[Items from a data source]
——
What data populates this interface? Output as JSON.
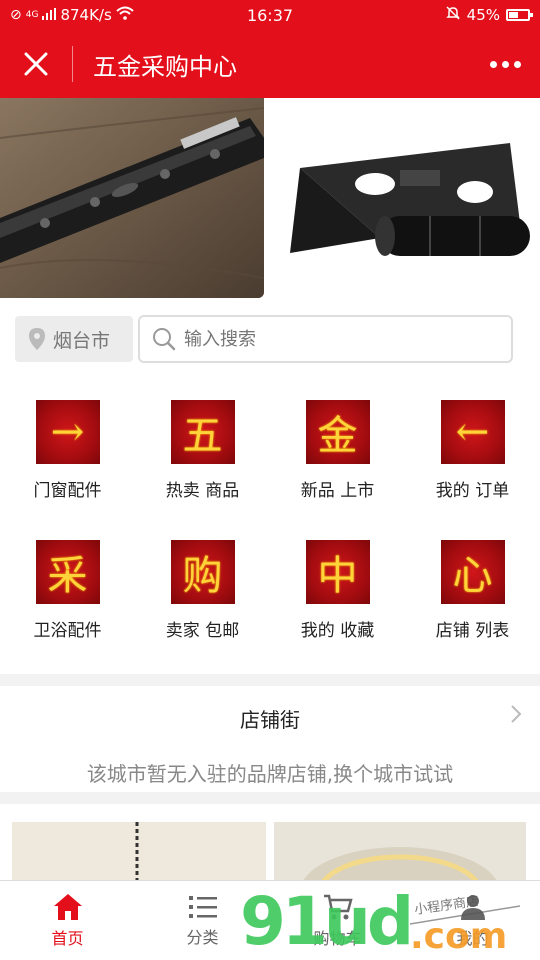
{
  "status": {
    "network": "4G",
    "speed": "874K/s",
    "time": "16:37",
    "battery": "45%"
  },
  "header": {
    "title": "五金采购中心"
  },
  "search": {
    "city": "烟台市",
    "placeholder": "输入搜索"
  },
  "grid": [
    {
      "glyph": "→",
      "label": "门窗配件"
    },
    {
      "glyph": "五",
      "label": "热卖 商品"
    },
    {
      "glyph": "金",
      "label": "新品 上市"
    },
    {
      "glyph": "←",
      "label": "我的 订单"
    },
    {
      "glyph": "采",
      "label": "卫浴配件"
    },
    {
      "glyph": "购",
      "label": "卖家 包邮"
    },
    {
      "glyph": "中",
      "label": "我的 收藏"
    },
    {
      "glyph": "心",
      "label": "店铺 列表"
    }
  ],
  "shop_street": {
    "title": "店铺街",
    "empty_message": "该城市暂无入驻的品牌店铺,换个城市试试"
  },
  "bottom_nav": [
    {
      "label": "首页",
      "icon": "home-icon",
      "active": true
    },
    {
      "label": "分类",
      "icon": "list-icon",
      "active": false
    },
    {
      "label": "购物车",
      "icon": "cart-icon",
      "active": false
    },
    {
      "label": "我的",
      "icon": "user-icon",
      "active": false
    }
  ],
  "watermark": {
    "text": "91ud",
    "domain": ".com",
    "tag": "小程序商店"
  },
  "colors": {
    "primary": "#e3101c",
    "icon_bg": "#b50f13",
    "icon_glyph": "#ffd43a",
    "watermark_green": "#3cc85a",
    "watermark_orange": "#f59a23"
  }
}
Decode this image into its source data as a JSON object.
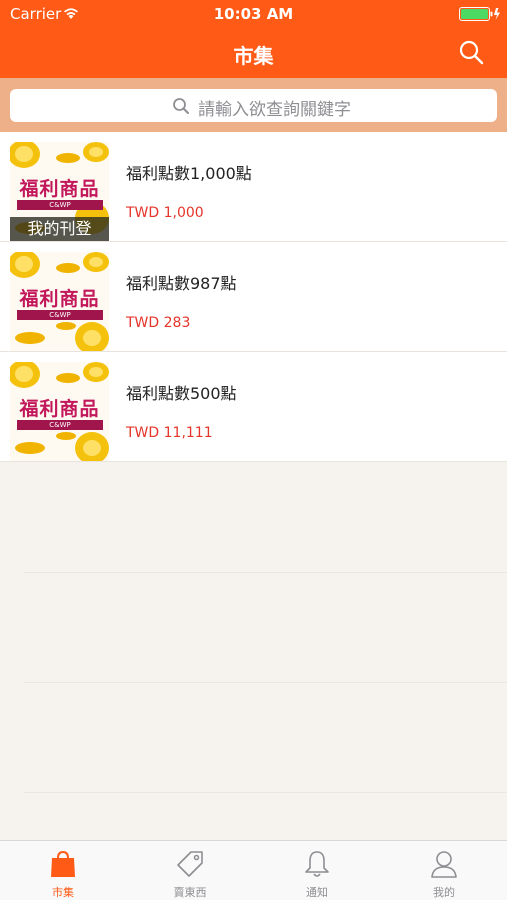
{
  "status_bar": {
    "carrier": "Carrier",
    "time": "10:03 AM",
    "wifi_icon": "wifi-icon",
    "battery_icon": "battery-icon"
  },
  "nav": {
    "title": "市集",
    "search_icon": "search-icon"
  },
  "search": {
    "placeholder": "請輸入欲查詢關鍵字"
  },
  "listings": [
    {
      "name": "福利點數1,000點",
      "price": "TWD 1,000",
      "thumb_title": "福利商品",
      "thumb_sub": "C&WP",
      "badge": "我的刊登"
    },
    {
      "name": "福利點數987點",
      "price": "TWD 283",
      "thumb_title": "福利商品",
      "thumb_sub": "C&WP"
    },
    {
      "name": "福利點數500點",
      "price": "TWD 11,111",
      "thumb_title": "福利商品",
      "thumb_sub": "C&WP"
    }
  ],
  "tabs": [
    {
      "label": "市集",
      "icon": "shopping-bag-icon",
      "active": true
    },
    {
      "label": "賣東西",
      "icon": "price-tag-icon",
      "active": false
    },
    {
      "label": "通知",
      "icon": "bell-icon",
      "active": false
    },
    {
      "label": "我的",
      "icon": "person-icon",
      "active": false
    }
  ],
  "colors": {
    "accent": "#ff5a16",
    "price": "#e4352b",
    "search_band": "#eeb088",
    "background": "#f6f2ee"
  }
}
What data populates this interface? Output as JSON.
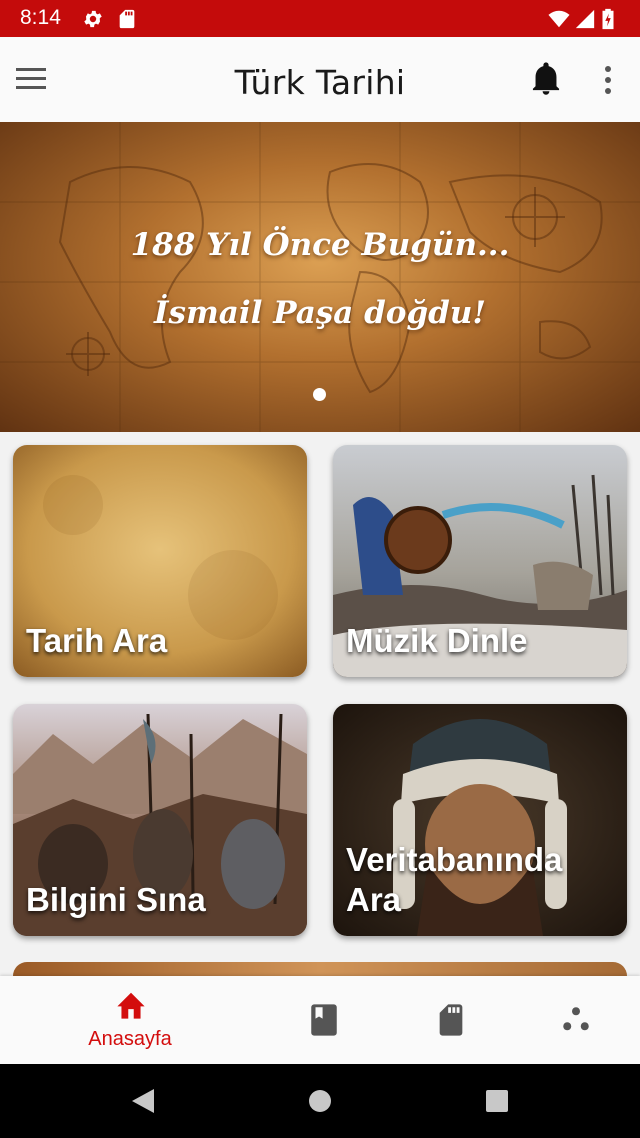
{
  "status_bar": {
    "time": "8:14",
    "icons": [
      "settings-icon",
      "sd-card-icon",
      "wifi-icon",
      "signal-icon",
      "battery-icon"
    ],
    "color": "#c40b0b"
  },
  "app_bar": {
    "title": "Türk Tarihi",
    "icons": [
      "menu-icon",
      "notifications-icon",
      "more-vert-icon"
    ]
  },
  "banner": {
    "line1": "188 Yıl Önce Bugün...",
    "line2": "İsmail Paşa doğdu!",
    "page_indicator": {
      "pages": 1,
      "current": 1
    }
  },
  "cards": [
    {
      "label": "Tarih Ara"
    },
    {
      "label": "Müzik Dinle"
    },
    {
      "label": "Bilgini Sına"
    },
    {
      "label": "Veritabanında Ara"
    }
  ],
  "bottom_nav": {
    "accent": "#d30d0d",
    "items": [
      {
        "icon": "home-icon",
        "label": "Anasayfa",
        "active": true
      },
      {
        "icon": "book-icon",
        "active": false
      },
      {
        "icon": "sd-card-icon",
        "active": false
      },
      {
        "icon": "scatter-dots-icon",
        "active": false
      }
    ]
  },
  "system_nav": {
    "icons": [
      "back-icon",
      "home-circle-icon",
      "recents-icon"
    ]
  }
}
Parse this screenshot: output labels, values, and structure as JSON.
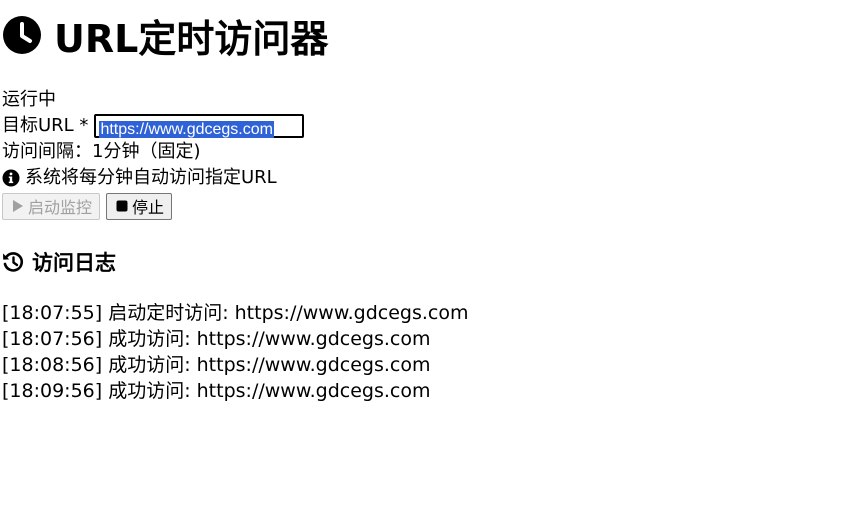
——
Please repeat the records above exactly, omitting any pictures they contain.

Written answer:
What data populates this interface? Output as JSON.
{
  "status": {
    "network": "4G",
    "speed": "874K/s",
    "time": "16:37",
    "battery": "45%"
  },
  "header": {
    "title": "五金采购中心"
  },
  "search": {
    "city": "烟台市",
    "placeholder": "输入搜索"
  },
  "grid": [
    {
      "glyph": "→",
      "label": "门窗配件"
    },
    {
      "glyph": "五",
      "label": "热卖 商品"
    },
    {
      "glyph": "金",
      "label": "新品 上市"
    },
    {
      "glyph": "←",
      "label": "我的 订单"
    },
    {
      "glyph": "采",
      "label": "卫浴配件"
    },
    {
      "glyph": "购",
      "label": "卖家 包邮"
    },
    {
      "glyph": "中",
      "label": "我的 收藏"
    },
    {
      "glyph": "心",
      "label": "店铺 列表"
    }
  ],
  "shop_street": {
    "title": "店铺街",
    "empty_message": "该城市暂无入驻的品牌店铺,换个城市试试"
  },
  "bottom_nav": [
    {
      "label": "首页",
      "icon": "home-icon",
      "active": true
    },
    {
      "label": "分类",
      "icon": "list-icon",
      "active": false
    },
    {
      "label": "购物车",
      "icon": "cart-icon",
      "active": false
    },
    {
      "label": "我的",
      "icon": "user-icon",
      "active": false
    }
  ],
  "watermark": {
    "text": "91ud",
    "domain": ".com",
    "tag": "小程序商店"
  },
  "colors": {
    "primary": "#e3101c",
    "icon_bg": "#b50f13",
    "icon_glyph": "#ffd43a",
    "watermark_green": "#3cc85a",
    "watermark_orange": "#f59a23"
  }
}
Decode this image into its source data as a JSON object.
{
  "status_bar": {
    "carrier": "Carrier",
    "time": "10:03 AM",
    "wifi_icon": "wifi-icon",
    "battery_icon": "battery-icon"
  },
  "nav": {
    "title": "市集",
    "search_icon": "search-icon"
  },
  "search": {
    "placeholder": "請輸入欲查詢關鍵字"
  },
  "listings": [
    {
      "name": "福利點數1,000點",
      "price": "TWD 1,000",
      "thumb_title": "福利商品",
      "thumb_sub": "C&WP",
      "badge": "我的刊登"
    },
    {
      "name": "福利點數987點",
      "price": "TWD 283",
      "thumb_title": "福利商品",
      "thumb_sub": "C&WP"
    },
    {
      "name": "福利點數500點",
      "price": "TWD 11,111",
      "thumb_title": "福利商品",
      "thumb_sub": "C&WP"
    }
  ],
  "tabs": [
    {
      "label": "市集",
      "icon": "shopping-bag-icon",
      "active": true
    },
    {
      "label": "賣東西",
      "icon": "price-tag-icon",
      "active": false
    },
    {
      "label": "通知",
      "icon": "bell-icon",
      "active": false
    },
    {
      "label": "我的",
      "icon": "person-icon",
      "active": false
    }
  ],
  "colors": {
    "accent": "#ff5a16",
    "price": "#e4352b",
    "search_band": "#eeb088",
    "background": "#f6f2ee"
  }
}
What data populates this interface? Output as JSON.
{
  "status_bar": {
    "time": "8:14",
    "icons": [
      "settings-icon",
      "sd-card-icon",
      "wifi-icon",
      "signal-icon",
      "battery-icon"
    ],
    "color": "#c40b0b"
  },
  "app_bar": {
    "title": "Türk Tarihi",
    "icons": [
      "menu-icon",
      "notifications-icon",
      "more-vert-icon"
    ]
  },
  "banner": {
    "line1": "188 Yıl Önce Bugün...",
    "line2": "İsmail Paşa doğdu!",
    "page_indicator": {
      "pages": 1,
      "current": 1
    }
  },
  "cards": [
    {
      "label": "Tarih Ara"
    },
    {
      "label": "Müzik Dinle"
    },
    {
      "label": "Bilgini Sına"
    },
    {
      "label": "Veritabanında Ara"
    }
  ],
  "bottom_nav": {
    "accent": "#d30d0d",
    "items": [
      {
        "icon": "home-icon",
        "label": "Anasayfa",
        "active": true
      },
      {
        "icon": "book-icon",
        "active": false
      },
      {
        "icon": "sd-card-icon",
        "active": false
      },
      {
        "icon": "scatter-dots-icon",
        "active": false
      }
    ]
  },
  "system_nav": {
    "icons": [
      "back-icon",
      "home-circle-icon",
      "recents-icon"
    ]
  }
}
Parse this screenshot: output labels, values, and structure as JSON.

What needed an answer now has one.